It was a rondo that brought me to the bassoon the other day, a piece that got me thinking, for it came from a concerto with the name Rossini attached.
Now Gioachino Rossini was nothing if not prolific but it was to the operatic arena that he devoted most of his attention - he wrote 39 in all. There were some songs and sonatas, too, but a concerto? And a concerto for bassoon at that.
The bassoon, the orchestral joker in the pack - the one that's capable of sounds more flatulent than musical, the one that represents the elderly granddad in Prokofiev's Peter and the Wolf.
Though the repertoire for bassoon solo is pretty restricted, Rossini wouldn't have been the only composer to realise the melodic potential of the lowest pitched woodwind.
Mozart produced a beautifully elegant concerto. Before him, Vivaldi knocked off as many as Rossini wrote operas. There's a gorgeous sonata by Saint-Saëns and a Romance by Elgar.
A little-known Italian composer by the name of Luigi Gatti, who got the job of director of music in Salzburg ahead of Mozart's father Leopold, also has a bassoon concerto to his credit.
But the first time that anyone had heard of one by Rossini came years later when an Italian bassoonist by the name of Nazzareno Gatti -apparently no relation to Luigi - passed away.
In his obituary, it was noted that Rossini had composed a bassoon concerto for him, most likely for his final practical examination at the conservatory in Bologna back in the 1840s.
Rossini, who'd made his name and enjoyed his greatest success in Paris, had returned to his native Italy in his 40s and was teaching in Bologna when Gatti was there.
But it was generally assumed that the 20-odd years back in Italy had been a fallow period for Rossini. He was well-off by then, and his health wasn't the best.
When Nazzareno Gatti died, the manuscript was long lost, but it turned up again in the 1990s, and another Italian bassoonist, Sergio Azzolini, published it and made the first commercial recording.
There's no indication that it was actually the work of Rossini - there are parts that could be pure Rossini, others less so. The fact that it's heavily covered in notes and amendments suggests it may be the work of several hands. Whatever, it's a superb example of late Romantic music.

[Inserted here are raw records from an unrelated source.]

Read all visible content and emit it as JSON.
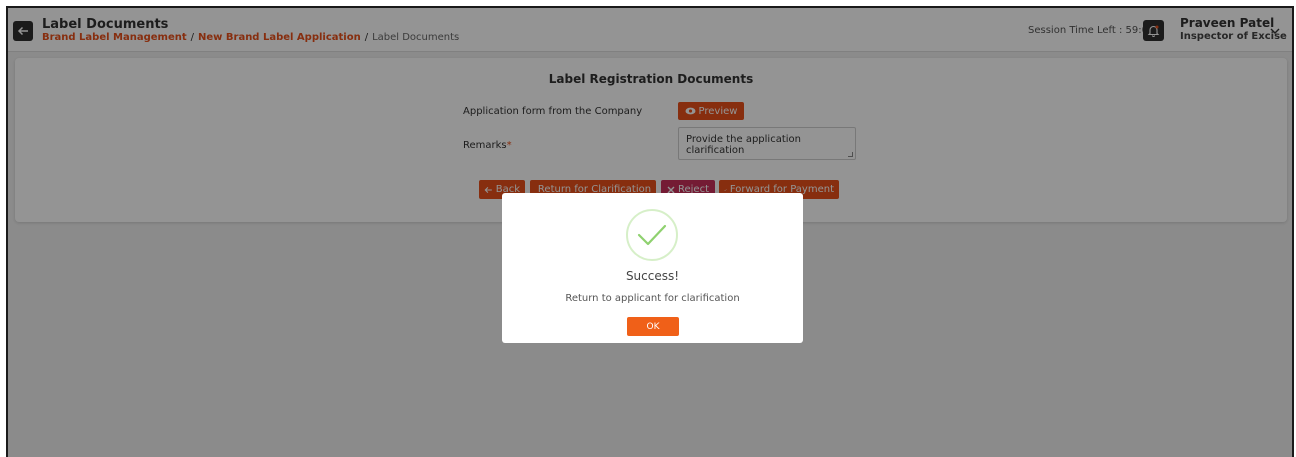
{
  "header": {
    "title": "Label Documents",
    "breadcrumb": [
      {
        "label": "Brand Label Management",
        "link": true
      },
      {
        "label": "New Brand Label Application",
        "link": true
      },
      {
        "label": "Label Documents",
        "link": false
      }
    ],
    "separator": "/",
    "session_time": "Session Time Left : 59:01",
    "user_name": "Praveen Patel",
    "user_role": "Inspector of Excise"
  },
  "card": {
    "title": "Label Registration Documents",
    "application_label": "Application form from the Company",
    "preview_label": "Preview",
    "remarks_label": "Remarks",
    "remarks_required": "*",
    "remarks_value": "Provide the application clarification"
  },
  "actions": {
    "back": "Back",
    "return": "Return for Clarification",
    "reject": "Reject",
    "forward": "Forward for Payment"
  },
  "modal": {
    "title": "Success!",
    "message": "Return to applicant for clarification",
    "ok": "OK"
  },
  "colors": {
    "accent": "#e8501a",
    "reject": "#c8305a",
    "success": "#8fd16f",
    "dark_button": "#2f2f2f"
  },
  "icons": [
    "arrow-left-icon",
    "bell-icon",
    "chevron-down-icon",
    "eye-icon",
    "check-icon",
    "x-icon",
    "success-check-icon"
  ]
}
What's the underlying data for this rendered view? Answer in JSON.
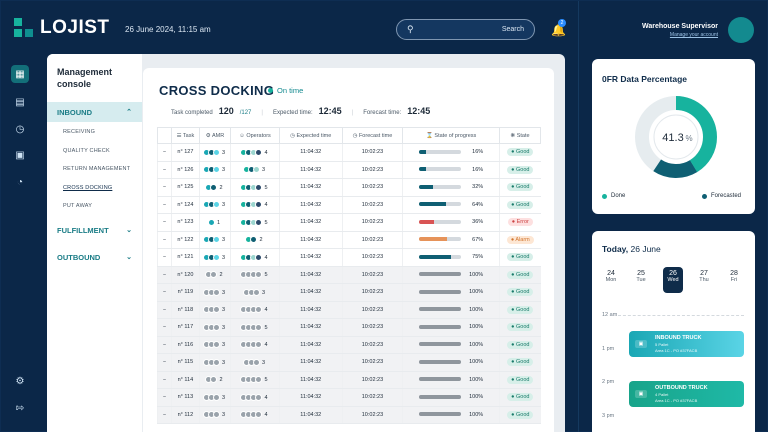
{
  "brand": {
    "name": "LOJIST"
  },
  "header": {
    "datetime": "26 June 2024, 11:15 am",
    "search_label": "Search",
    "notification_count": "2",
    "user_role": "Warehouse Supervisor",
    "user_account_link": "Manage your account"
  },
  "sidebar": {
    "title_line1": "Management",
    "title_line2": "console",
    "sections": [
      {
        "label": "INBOUND",
        "open": true
      },
      {
        "label": "FULFILLMENT",
        "open": false
      },
      {
        "label": "OUTBOUND",
        "open": false
      }
    ],
    "inbound_items": [
      "RECEIVING",
      "QUALITY CHECK",
      "RETURN MANAGEMENT",
      "CROSS DOCKING",
      "PUT AWAY"
    ]
  },
  "main": {
    "title": "CROSS DOCKING",
    "status": "On time",
    "task_completed_label": "Task completed",
    "task_completed_value": "120",
    "task_total": "/127",
    "expected_label": "Expected time:",
    "expected_value": "12:45",
    "forecast_label": "Forecast time:",
    "forecast_value": "12:45",
    "columns": [
      "Task",
      "AMR",
      "Operators",
      "Expected time",
      "Forecast time",
      "State of progress",
      "State"
    ],
    "rows": [
      {
        "task": "n° 127",
        "amr": "3",
        "ops": "4",
        "expected": "11:04:32",
        "forecast": "10:02:23",
        "progress": "16%",
        "p": 16,
        "state": "Good",
        "kind": "good",
        "done": false
      },
      {
        "task": "n° 126",
        "amr": "3",
        "ops": "3",
        "expected": "11:04:32",
        "forecast": "10:02:23",
        "progress": "16%",
        "p": 16,
        "state": "Good",
        "kind": "good",
        "done": false
      },
      {
        "task": "n° 125",
        "amr": "2",
        "ops": "5",
        "expected": "11:04:32",
        "forecast": "10:02:23",
        "progress": "32%",
        "p": 32,
        "state": "Good",
        "kind": "good",
        "done": false
      },
      {
        "task": "n° 124",
        "amr": "3",
        "ops": "4",
        "expected": "11:04:32",
        "forecast": "10:02:23",
        "progress": "64%",
        "p": 64,
        "state": "Good",
        "kind": "good",
        "done": false
      },
      {
        "task": "n° 123",
        "amr": "1",
        "ops": "5",
        "expected": "11:04:32",
        "forecast": "10:02:23",
        "progress": "36%",
        "p": 36,
        "state": "Error",
        "kind": "error",
        "done": false
      },
      {
        "task": "n° 122",
        "amr": "3",
        "ops": "2",
        "expected": "11:04:32",
        "forecast": "10:02:23",
        "progress": "67%",
        "p": 67,
        "state": "Alarm",
        "kind": "alarm",
        "done": false
      },
      {
        "task": "n° 121",
        "amr": "3",
        "ops": "4",
        "expected": "11:04:32",
        "forecast": "10:02:23",
        "progress": "75%",
        "p": 75,
        "state": "Good",
        "kind": "good",
        "done": false
      },
      {
        "task": "n° 120",
        "amr": "2",
        "ops": "5",
        "expected": "11:04:32",
        "forecast": "10:02:23",
        "progress": "100%",
        "p": 100,
        "state": "Good",
        "kind": "good",
        "done": true
      },
      {
        "task": "n° 119",
        "amr": "3",
        "ops": "3",
        "expected": "11:04:32",
        "forecast": "10:02:23",
        "progress": "100%",
        "p": 100,
        "state": "Good",
        "kind": "good",
        "done": true
      },
      {
        "task": "n° 118",
        "amr": "3",
        "ops": "4",
        "expected": "11:04:32",
        "forecast": "10:02:23",
        "progress": "100%",
        "p": 100,
        "state": "Good",
        "kind": "good",
        "done": true
      },
      {
        "task": "n° 117",
        "amr": "3",
        "ops": "5",
        "expected": "11:04:32",
        "forecast": "10:02:23",
        "progress": "100%",
        "p": 100,
        "state": "Good",
        "kind": "good",
        "done": true
      },
      {
        "task": "n° 116",
        "amr": "3",
        "ops": "4",
        "expected": "11:04:32",
        "forecast": "10:02:23",
        "progress": "100%",
        "p": 100,
        "state": "Good",
        "kind": "good",
        "done": true
      },
      {
        "task": "n° 115",
        "amr": "3",
        "ops": "3",
        "expected": "11:04:32",
        "forecast": "10:02:23",
        "progress": "100%",
        "p": 100,
        "state": "Good",
        "kind": "good",
        "done": true
      },
      {
        "task": "n° 114",
        "amr": "2",
        "ops": "5",
        "expected": "11:04:32",
        "forecast": "10:02:23",
        "progress": "100%",
        "p": 100,
        "state": "Good",
        "kind": "good",
        "done": true
      },
      {
        "task": "n° 113",
        "amr": "3",
        "ops": "4",
        "expected": "11:04:32",
        "forecast": "10:02:23",
        "progress": "100%",
        "p": 100,
        "state": "Good",
        "kind": "good",
        "done": true
      },
      {
        "task": "n° 112",
        "amr": "3",
        "ops": "4",
        "expected": "11:04:32",
        "forecast": "10:02:23",
        "progress": "100%",
        "p": 100,
        "state": "Good",
        "kind": "good",
        "done": true
      }
    ]
  },
  "ofr": {
    "title": "0FR Data Percentage",
    "value": "41.3",
    "unit": "%",
    "done_fraction": 0.413,
    "legend_done": "Done",
    "legend_forecasted": "Forecasted"
  },
  "today": {
    "title_prefix": "Today,",
    "title_date": "26 June",
    "days": [
      {
        "num": "24",
        "name": "Mon",
        "today": false
      },
      {
        "num": "25",
        "name": "Tue",
        "today": false
      },
      {
        "num": "26",
        "name": "Wed",
        "today": true
      },
      {
        "num": "27",
        "name": "Thu",
        "today": false
      },
      {
        "num": "28",
        "name": "Fri",
        "today": false
      }
    ],
    "times": [
      "12 am",
      "1 pm",
      "2 pm",
      "3 pm"
    ],
    "events": [
      {
        "title": "INBOUND TRUCK",
        "line1": "5 Pallet",
        "line2": "Area 1C - PO #37FACB"
      },
      {
        "title": "OUTBOUND TRUCK",
        "line1": "4 Pallet",
        "line2": "Area 1C - PO #37FACB"
      }
    ]
  },
  "colors": {
    "accent": "#138a8f",
    "navy": "#0b2748",
    "done": "#17b39e",
    "forecast": "#0f5f73"
  }
}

It's one of four concertos featured - and the rondo in question, Rossini's or not, fairly glistens - on a CD by a young Scottish bassoonist, Karen Geoghegan, on Chandos (CHAN 10613).
George Hamilton presents The Hamilton Scores on RTÉ lyric fm from 10am each Saturday and Sunday.